Because Defendants raised a qualified immunity defense, Snyder bears the burden of showing that Defendants' actions violated a federal constitutional or statutory right and that the right was clearly established at the time of Snyder's arrest. See id. at 1206. In the context of a warrentless arrest, Defendants are "entitled to immunity if a reasonable officer could have believed that probable cause existed to arrest the plaintiff." Romero v. Fay, 45 F.3d 1472, 1476 (10th Cir. 1995) (quotation omitted). Snyder claims he was falsely arrested for allegedly violating the protective order, which prohibited Snyder from going within five hundred feet of his wife, even though she was not at the residence at the time of his arrest.
The district court found it was "reasonable that Deputy Liquin interpreted Mr. Snyder's presence at the neighbors to be in violation of the protective order. Mr. Snyder was clearly not staying away from the residence by being present next door. . . . [E]ven if the arresting officers misinterpreted the provisions of the Ex Parte Protective Order, the misinterpretation was reasonable and does not rise to the degree of outrageousness contemplated by the Supreme Court." Having reviewed the qualified immunity issue under the appropriate standard of review along with all of the relevant evidence, this court holds that there is no reversible error. Thus, this court affirms the district court for substantially the reasons stated in its order dated November 23, 1999.(1)
Snyder also claims the district court erred in denying his motion to certify to state court the issue of the meaning of the term "premises" as used in the ex parte protective order. In his Rule 59 motion before the district court, Snyder requested "an order vacating the judgment and referring the matter to the Utah Court [of] Appeals for a determination of whether the arresting offcers [sic] had probable cause for the arrest." An unsettled question of Utah law, however, must be certified to the Utah Supreme Court. See Utah R. App. P. 41(a). Nonetheless, the district court denied Snyder's motion, ruling that the case did not involve an unsettled question of state law. Because the district court did not rule on the issue of the meaning of "premises" and because it was unnecessary for it to do so, this court need not consider certification.
For the foregoing reasons, the district court is AFFIRMED.
ENTERED FOR THE COURT
Michael R. Murphy

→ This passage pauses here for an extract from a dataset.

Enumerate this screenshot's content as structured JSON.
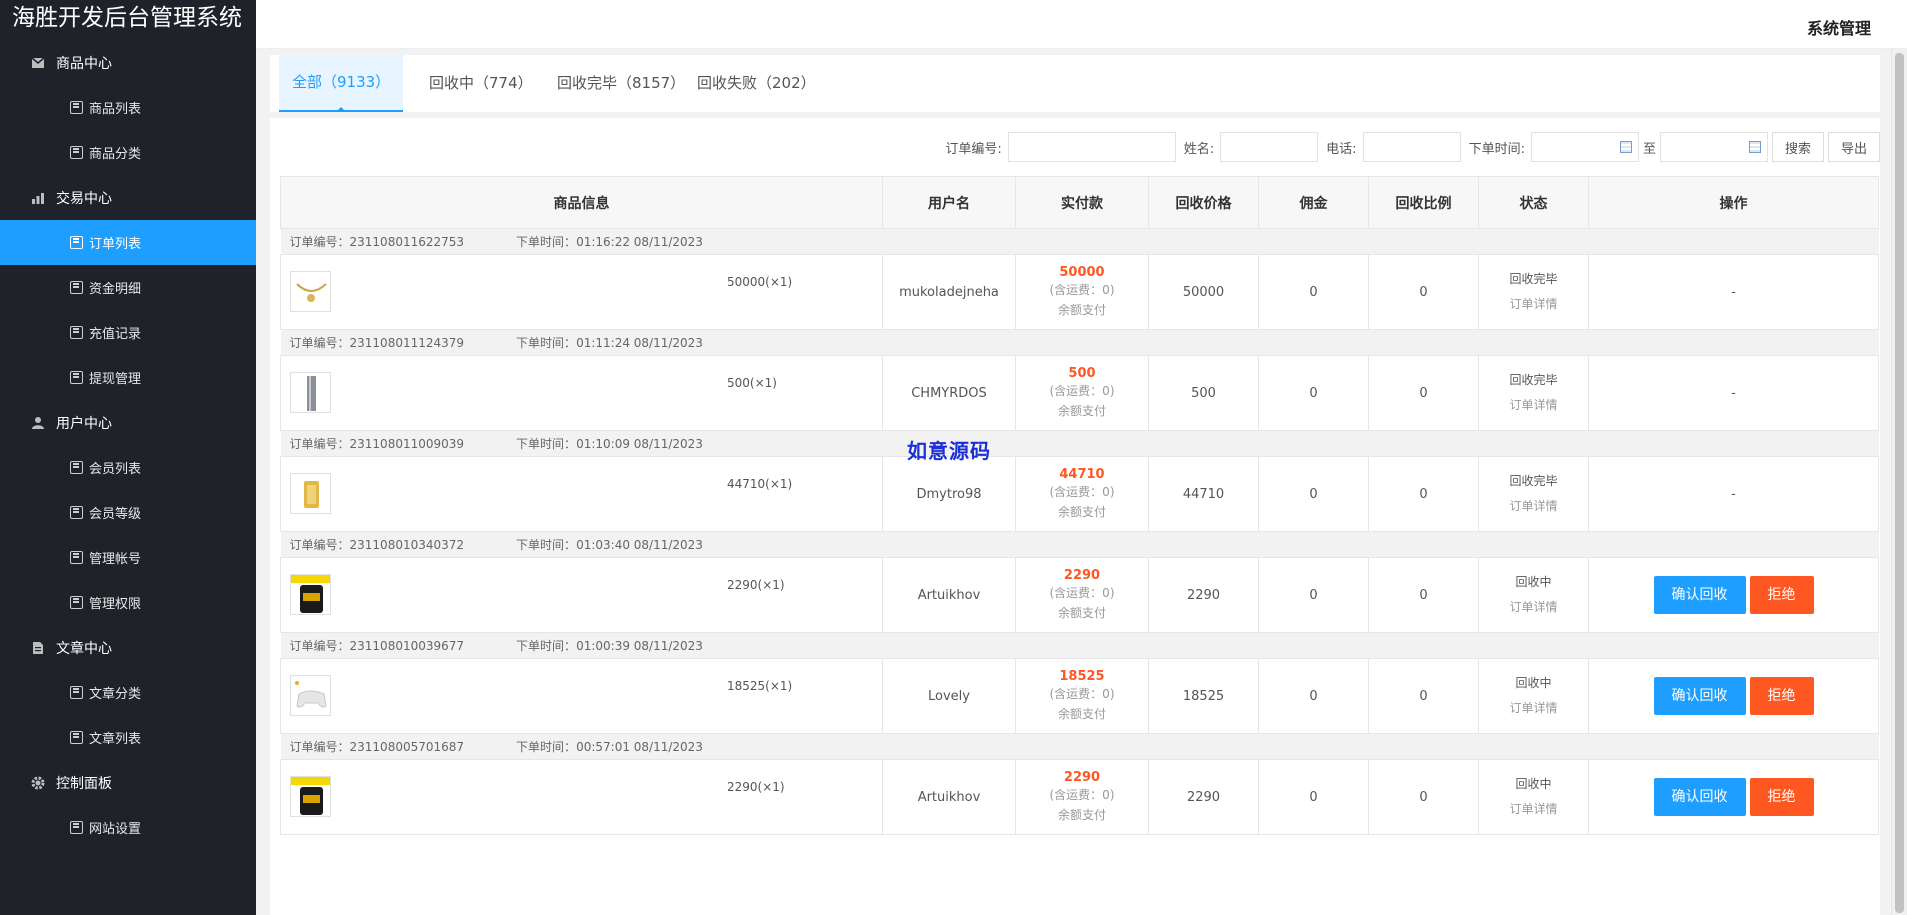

*. This order and judgment is not binding precedent, except under the doctrines of law of the case, res judicata and collateral estoppel. The court generally disfavors the citation of orders and judgments; nevertheless, an order and judgment may be cited under the terms and conditions of 10th Cir. R. 36.3.
1. Snyder also argues his constitutional rights were violated because (1) he did not receive a probable cause hearing and (2) the officer's probable cause statement was presented and sworn to a notary public rather than a judge or magistrate, both in contravention of the Supreme Court's holdings in County of Riverside v. McLaughlin, 500 U.S. 44 (1991), and Gerstein v. Pugh, 420 U.S. 103 (1975). Neither McLaughlin nor Gerstein contemplate the circumstances of this case in which Snyder was arraigned and released from police custody within forty-eight hours of his arrest. See McLaughlin, 500 U.S. at 55-56; Gerstein, 420 U.S. at 114. Moreover, Snyder offers no evidence to support his claim that the probable cause determination in his case was delayed unreasonably. See McLaughlin, 500 U.S. at 56 (providing that probable cause determination made within forty-eight hours may violate the promptness requirement if arrested individual can prove that the determination was delayed unreasonably).